The problem
Search the entries for the word "JSON" and pull out each line that has it.

The input
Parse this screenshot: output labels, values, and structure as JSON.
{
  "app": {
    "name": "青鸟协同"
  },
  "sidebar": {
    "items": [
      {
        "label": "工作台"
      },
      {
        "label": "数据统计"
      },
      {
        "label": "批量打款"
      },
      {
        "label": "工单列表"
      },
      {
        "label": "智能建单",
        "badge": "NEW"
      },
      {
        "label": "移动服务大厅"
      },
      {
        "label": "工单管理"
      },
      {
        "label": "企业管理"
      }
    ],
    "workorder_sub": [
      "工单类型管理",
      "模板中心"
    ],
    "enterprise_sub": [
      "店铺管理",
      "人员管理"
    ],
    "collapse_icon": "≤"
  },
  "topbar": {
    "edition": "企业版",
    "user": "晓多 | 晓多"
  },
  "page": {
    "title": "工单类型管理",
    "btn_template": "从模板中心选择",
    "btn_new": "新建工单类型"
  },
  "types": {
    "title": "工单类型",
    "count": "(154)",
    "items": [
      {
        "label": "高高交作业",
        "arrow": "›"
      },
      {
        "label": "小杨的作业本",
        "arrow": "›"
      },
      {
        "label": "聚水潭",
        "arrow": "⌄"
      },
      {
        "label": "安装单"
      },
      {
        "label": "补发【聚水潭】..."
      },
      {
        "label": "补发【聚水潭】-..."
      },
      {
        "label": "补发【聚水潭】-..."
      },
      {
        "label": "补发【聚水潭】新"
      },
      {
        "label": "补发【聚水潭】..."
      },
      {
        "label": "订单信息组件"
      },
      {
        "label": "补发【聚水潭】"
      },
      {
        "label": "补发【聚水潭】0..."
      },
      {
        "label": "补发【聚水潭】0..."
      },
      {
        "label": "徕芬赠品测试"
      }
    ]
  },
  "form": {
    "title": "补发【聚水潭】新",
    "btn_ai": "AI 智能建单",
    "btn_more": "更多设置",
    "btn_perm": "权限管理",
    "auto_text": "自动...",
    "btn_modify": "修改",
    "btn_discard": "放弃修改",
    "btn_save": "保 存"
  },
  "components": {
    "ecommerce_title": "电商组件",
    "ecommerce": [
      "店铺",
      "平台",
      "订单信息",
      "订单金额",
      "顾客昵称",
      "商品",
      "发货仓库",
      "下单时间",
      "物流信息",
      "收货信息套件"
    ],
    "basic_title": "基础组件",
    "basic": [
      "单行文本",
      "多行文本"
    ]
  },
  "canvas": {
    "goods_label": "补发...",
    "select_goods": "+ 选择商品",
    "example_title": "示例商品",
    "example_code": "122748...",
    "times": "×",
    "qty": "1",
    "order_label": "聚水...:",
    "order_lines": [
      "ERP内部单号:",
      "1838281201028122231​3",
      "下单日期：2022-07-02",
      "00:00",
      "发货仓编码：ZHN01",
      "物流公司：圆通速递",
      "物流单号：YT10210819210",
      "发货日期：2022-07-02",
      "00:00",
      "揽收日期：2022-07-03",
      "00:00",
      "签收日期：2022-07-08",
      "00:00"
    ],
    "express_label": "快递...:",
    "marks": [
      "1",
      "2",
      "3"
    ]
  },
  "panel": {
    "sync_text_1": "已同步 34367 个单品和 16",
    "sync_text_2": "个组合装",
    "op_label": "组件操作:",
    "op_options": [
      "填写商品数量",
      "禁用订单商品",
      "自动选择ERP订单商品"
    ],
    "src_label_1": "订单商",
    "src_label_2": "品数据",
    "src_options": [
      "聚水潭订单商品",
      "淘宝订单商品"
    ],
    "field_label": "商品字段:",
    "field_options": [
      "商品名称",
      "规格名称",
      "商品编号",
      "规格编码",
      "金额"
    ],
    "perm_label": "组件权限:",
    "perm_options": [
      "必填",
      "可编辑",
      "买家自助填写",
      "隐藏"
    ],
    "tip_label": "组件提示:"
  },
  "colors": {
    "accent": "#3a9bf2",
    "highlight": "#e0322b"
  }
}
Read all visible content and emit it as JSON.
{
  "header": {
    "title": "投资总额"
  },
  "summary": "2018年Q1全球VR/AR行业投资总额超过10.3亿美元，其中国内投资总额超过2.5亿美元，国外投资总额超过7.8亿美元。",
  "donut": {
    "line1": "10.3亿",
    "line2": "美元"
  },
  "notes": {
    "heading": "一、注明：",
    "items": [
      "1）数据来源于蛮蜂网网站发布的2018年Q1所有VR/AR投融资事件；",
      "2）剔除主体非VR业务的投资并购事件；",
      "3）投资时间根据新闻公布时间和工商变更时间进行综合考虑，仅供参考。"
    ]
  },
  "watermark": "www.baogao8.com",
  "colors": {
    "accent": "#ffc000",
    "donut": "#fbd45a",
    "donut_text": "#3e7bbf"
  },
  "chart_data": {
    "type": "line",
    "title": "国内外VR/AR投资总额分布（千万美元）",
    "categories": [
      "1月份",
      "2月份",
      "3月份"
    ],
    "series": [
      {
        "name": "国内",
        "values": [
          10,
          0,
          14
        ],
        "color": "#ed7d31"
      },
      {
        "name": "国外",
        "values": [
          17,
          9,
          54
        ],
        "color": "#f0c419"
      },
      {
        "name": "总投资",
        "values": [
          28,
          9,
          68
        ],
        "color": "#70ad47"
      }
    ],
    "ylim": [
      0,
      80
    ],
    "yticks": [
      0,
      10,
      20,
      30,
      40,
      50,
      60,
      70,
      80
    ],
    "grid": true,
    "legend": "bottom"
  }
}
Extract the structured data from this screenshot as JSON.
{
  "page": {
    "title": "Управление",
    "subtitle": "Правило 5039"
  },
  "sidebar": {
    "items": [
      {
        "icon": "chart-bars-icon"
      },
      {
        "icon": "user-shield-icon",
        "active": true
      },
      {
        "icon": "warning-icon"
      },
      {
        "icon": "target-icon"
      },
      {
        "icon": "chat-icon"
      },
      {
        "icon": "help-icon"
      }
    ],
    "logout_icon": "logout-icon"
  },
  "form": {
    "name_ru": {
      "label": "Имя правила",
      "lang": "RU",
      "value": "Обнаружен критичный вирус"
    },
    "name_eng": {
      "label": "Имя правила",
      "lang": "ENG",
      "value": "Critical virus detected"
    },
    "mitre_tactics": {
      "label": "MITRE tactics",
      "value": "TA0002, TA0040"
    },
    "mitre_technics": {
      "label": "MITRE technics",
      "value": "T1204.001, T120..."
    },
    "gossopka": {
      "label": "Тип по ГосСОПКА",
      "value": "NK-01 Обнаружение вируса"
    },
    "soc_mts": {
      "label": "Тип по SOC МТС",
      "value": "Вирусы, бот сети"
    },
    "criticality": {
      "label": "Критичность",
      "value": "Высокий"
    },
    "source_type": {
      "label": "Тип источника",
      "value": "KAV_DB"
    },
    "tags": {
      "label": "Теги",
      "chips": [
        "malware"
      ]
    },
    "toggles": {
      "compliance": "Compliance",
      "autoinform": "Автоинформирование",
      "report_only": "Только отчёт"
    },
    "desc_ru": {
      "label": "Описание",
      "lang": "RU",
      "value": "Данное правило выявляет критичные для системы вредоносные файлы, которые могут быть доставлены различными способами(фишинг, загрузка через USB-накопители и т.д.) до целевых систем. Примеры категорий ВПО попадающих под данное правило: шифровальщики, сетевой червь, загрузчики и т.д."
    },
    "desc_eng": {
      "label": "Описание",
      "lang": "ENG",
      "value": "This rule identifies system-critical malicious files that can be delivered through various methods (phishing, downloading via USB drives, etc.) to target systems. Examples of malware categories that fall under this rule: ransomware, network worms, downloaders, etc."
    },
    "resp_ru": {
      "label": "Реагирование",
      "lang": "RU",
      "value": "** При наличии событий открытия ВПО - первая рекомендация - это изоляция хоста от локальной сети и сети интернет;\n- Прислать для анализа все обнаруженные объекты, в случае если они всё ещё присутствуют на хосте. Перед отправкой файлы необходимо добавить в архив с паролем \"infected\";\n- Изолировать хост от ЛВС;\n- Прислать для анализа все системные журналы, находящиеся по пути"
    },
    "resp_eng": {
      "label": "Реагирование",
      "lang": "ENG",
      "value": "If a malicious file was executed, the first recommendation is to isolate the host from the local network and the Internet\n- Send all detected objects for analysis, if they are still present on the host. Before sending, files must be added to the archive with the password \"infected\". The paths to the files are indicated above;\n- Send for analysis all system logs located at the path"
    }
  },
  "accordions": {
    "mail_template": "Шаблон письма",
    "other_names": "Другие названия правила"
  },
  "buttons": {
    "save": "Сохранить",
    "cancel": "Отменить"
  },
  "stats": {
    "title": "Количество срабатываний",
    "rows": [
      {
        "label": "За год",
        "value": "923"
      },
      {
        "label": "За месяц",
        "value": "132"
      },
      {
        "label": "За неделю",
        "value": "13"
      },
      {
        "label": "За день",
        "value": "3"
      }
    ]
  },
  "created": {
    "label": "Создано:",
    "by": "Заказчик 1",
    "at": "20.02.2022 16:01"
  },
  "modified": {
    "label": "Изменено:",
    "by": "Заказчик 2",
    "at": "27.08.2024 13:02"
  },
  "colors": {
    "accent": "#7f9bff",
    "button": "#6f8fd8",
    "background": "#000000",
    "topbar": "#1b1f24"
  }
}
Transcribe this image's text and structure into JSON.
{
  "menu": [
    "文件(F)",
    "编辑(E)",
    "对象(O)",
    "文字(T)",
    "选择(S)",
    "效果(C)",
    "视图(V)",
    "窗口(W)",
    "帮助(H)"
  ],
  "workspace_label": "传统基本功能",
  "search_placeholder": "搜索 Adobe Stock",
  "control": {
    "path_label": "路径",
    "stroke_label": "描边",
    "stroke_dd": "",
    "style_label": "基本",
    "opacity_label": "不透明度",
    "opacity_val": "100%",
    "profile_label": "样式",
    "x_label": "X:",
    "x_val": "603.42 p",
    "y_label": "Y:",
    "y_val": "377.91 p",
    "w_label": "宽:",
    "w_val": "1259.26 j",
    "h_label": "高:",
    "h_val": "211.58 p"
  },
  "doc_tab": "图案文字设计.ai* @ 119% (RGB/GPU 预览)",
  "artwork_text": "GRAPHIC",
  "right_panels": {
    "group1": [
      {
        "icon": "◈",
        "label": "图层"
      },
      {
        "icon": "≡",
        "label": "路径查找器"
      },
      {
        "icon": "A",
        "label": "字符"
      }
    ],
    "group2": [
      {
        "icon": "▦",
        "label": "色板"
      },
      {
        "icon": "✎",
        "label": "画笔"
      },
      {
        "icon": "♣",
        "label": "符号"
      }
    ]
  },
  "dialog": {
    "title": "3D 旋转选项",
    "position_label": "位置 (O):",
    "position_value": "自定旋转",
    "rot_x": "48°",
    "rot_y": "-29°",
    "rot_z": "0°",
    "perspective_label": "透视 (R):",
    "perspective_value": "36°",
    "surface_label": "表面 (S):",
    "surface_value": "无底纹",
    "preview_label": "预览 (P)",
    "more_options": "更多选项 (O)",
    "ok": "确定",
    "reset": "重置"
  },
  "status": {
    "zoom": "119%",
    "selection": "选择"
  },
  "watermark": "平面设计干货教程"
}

Completed task
Parse this screenshot: output labels, values, and structure as JSON.
Read all visible content and emit it as JSON.
Extract the structured data from this screenshot as JSON.
Transcribe this image's text and structure into JSON.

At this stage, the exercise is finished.